The data:
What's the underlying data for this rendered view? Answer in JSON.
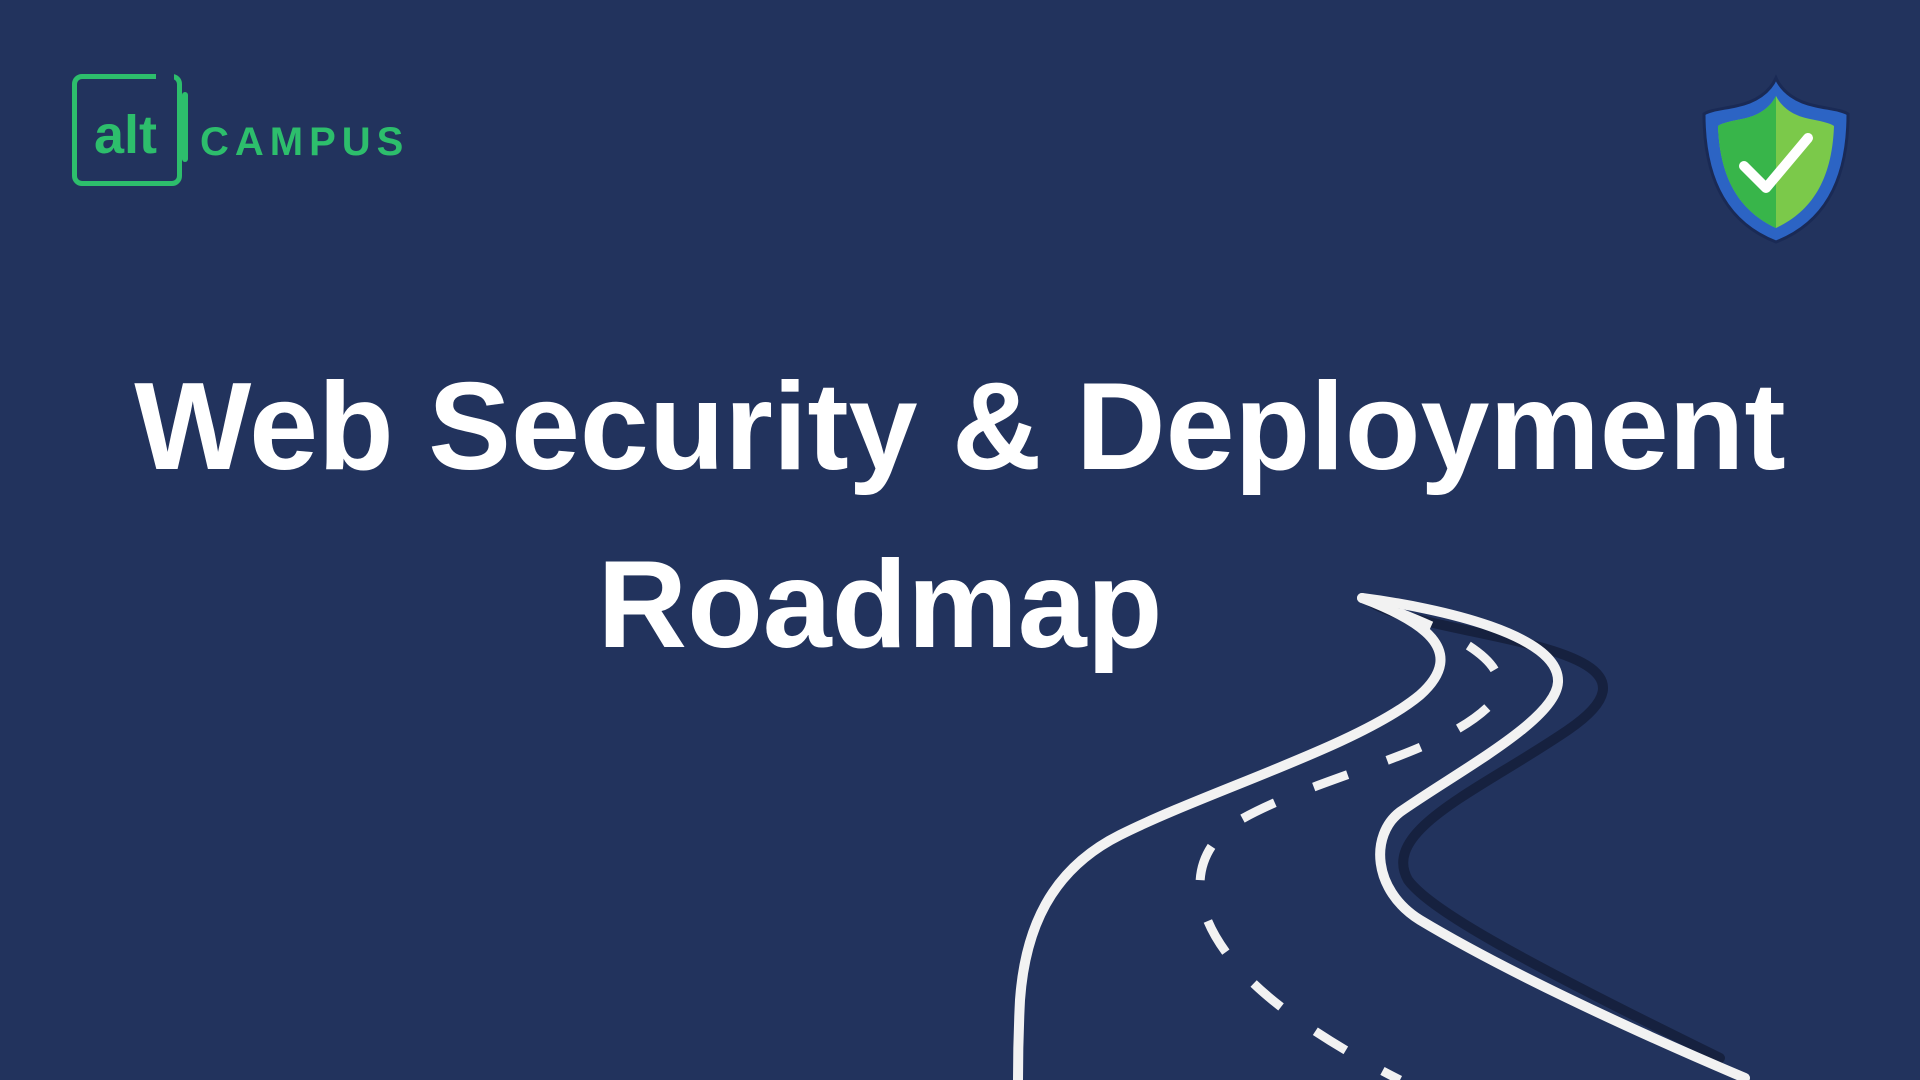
{
  "logo": {
    "alt_text": "alt",
    "campus_text": "CAMPUS",
    "color": "#2dbe6c"
  },
  "badge": {
    "icon": "shield-check-icon",
    "colors": {
      "outer": "#2c64c4",
      "inner_light": "#7bc94a",
      "inner_dark": "#38b54a",
      "check": "#ffffff"
    }
  },
  "title": {
    "line1": "Web Security & Deployment",
    "line2": "Roadmap"
  },
  "decoration": {
    "icon": "road-icon",
    "color": "#f2f2f2"
  },
  "theme": {
    "background": "#22335d",
    "text": "#ffffff"
  }
}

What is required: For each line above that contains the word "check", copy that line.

Task output:
    "icon": "shield-check-icon",
      "check": "#ffffff"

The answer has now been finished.